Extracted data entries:
##############################

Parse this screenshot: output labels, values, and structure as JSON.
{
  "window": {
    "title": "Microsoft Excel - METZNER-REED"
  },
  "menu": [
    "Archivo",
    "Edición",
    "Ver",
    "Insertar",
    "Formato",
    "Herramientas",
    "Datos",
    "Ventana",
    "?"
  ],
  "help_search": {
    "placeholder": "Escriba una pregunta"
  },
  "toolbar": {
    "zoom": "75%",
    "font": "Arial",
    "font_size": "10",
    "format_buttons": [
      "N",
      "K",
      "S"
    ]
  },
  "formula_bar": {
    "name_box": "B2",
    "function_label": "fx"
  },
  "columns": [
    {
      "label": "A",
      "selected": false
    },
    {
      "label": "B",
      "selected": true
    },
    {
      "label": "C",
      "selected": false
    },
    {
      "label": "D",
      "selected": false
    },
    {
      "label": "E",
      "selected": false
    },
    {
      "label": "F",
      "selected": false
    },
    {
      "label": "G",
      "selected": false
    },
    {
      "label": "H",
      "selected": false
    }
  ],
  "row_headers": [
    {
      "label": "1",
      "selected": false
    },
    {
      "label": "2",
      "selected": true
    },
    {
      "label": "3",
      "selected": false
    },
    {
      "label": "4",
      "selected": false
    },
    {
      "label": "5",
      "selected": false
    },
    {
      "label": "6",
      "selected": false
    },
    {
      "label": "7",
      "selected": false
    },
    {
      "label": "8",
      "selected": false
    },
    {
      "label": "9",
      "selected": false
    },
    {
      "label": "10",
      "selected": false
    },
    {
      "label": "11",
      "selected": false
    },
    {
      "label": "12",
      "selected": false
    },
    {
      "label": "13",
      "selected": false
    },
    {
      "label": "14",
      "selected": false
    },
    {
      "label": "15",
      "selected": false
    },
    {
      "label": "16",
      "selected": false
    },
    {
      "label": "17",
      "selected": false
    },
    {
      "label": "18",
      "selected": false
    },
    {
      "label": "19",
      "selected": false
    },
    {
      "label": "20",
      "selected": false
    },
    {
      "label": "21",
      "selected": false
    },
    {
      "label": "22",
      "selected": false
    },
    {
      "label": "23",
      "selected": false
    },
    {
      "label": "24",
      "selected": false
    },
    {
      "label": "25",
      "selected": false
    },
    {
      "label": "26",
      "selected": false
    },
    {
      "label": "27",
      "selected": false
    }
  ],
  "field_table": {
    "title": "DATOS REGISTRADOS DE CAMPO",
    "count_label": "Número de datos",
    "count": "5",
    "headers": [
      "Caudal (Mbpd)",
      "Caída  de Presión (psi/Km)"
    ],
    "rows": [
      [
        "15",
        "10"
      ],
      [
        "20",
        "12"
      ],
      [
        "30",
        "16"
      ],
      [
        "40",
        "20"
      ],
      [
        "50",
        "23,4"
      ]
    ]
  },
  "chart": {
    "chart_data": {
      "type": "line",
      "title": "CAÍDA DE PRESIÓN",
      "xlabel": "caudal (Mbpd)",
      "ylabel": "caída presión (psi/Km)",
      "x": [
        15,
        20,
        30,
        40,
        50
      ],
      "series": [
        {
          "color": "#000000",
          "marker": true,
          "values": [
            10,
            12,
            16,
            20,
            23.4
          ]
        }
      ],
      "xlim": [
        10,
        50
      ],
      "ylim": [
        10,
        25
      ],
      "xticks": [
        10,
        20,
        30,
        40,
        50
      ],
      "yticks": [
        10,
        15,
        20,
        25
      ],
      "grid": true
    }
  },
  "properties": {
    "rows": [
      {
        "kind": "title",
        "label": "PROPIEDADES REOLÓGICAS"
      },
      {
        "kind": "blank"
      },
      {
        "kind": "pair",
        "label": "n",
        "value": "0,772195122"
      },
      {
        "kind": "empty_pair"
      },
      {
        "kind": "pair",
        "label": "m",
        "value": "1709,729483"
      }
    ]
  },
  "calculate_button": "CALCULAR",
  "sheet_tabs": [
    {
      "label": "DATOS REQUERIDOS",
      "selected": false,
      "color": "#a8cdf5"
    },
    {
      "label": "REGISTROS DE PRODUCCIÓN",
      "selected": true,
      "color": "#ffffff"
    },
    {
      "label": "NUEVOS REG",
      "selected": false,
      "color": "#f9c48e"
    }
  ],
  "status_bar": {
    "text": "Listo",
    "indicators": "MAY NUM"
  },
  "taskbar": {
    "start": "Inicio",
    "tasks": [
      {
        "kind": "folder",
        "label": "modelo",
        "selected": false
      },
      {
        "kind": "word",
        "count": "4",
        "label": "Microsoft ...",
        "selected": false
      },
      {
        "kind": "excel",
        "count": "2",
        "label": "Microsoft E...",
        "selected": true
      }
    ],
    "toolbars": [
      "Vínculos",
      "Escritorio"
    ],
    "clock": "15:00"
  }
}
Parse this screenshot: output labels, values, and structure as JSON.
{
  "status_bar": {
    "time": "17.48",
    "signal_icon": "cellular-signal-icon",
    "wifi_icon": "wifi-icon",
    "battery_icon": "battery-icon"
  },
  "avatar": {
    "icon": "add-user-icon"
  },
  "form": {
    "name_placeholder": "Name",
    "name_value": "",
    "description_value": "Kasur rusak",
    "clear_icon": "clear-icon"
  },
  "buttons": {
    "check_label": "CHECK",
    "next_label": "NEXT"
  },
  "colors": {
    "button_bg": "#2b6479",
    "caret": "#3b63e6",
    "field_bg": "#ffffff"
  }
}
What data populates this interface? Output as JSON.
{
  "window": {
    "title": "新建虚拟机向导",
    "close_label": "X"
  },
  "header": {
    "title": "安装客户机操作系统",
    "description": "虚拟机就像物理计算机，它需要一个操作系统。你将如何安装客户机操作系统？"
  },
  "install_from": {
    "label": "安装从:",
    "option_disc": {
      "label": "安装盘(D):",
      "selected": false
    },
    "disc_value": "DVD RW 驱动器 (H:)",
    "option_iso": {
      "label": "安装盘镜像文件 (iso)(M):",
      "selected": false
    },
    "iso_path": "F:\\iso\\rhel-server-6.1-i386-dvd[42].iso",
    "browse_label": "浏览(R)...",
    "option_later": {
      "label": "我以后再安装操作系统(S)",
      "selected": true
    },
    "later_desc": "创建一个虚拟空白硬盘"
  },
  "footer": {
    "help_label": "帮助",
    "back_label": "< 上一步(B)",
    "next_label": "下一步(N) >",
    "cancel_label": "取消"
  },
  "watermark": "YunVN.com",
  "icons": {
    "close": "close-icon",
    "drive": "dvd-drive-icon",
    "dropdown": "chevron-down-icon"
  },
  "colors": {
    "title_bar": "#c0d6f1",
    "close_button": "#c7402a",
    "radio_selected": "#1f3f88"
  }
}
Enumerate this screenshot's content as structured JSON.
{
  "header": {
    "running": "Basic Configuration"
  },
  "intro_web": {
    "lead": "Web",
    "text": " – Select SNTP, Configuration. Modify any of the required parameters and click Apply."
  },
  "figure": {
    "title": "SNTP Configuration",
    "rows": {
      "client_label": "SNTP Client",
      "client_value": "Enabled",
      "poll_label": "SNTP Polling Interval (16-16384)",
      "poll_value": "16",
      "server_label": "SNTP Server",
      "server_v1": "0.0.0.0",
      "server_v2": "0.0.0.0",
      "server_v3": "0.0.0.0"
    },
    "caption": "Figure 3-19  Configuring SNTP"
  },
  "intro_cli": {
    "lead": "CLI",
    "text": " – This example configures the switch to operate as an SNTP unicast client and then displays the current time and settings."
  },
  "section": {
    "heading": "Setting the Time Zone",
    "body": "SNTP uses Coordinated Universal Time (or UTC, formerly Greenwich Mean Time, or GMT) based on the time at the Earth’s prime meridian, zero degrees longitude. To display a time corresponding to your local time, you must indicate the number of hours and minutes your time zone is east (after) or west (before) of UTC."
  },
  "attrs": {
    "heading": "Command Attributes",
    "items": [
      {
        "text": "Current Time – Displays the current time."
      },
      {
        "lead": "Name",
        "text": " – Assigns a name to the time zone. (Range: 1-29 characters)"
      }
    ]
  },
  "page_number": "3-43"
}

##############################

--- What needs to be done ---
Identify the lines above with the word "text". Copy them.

--- Completed exercise ---
    "text": "Listo",
    "text": " – Select SNTP, Configuration. Modify any of the required parameters and click Apply."
    "text": " – This example configures the switch to operate as an SNTP unicast client and then displays the current time and settings."
        "text": "Current Time – Displays the current time."
        "text": " – Assigns a name to the time zone. (Range: 1-29 characters)"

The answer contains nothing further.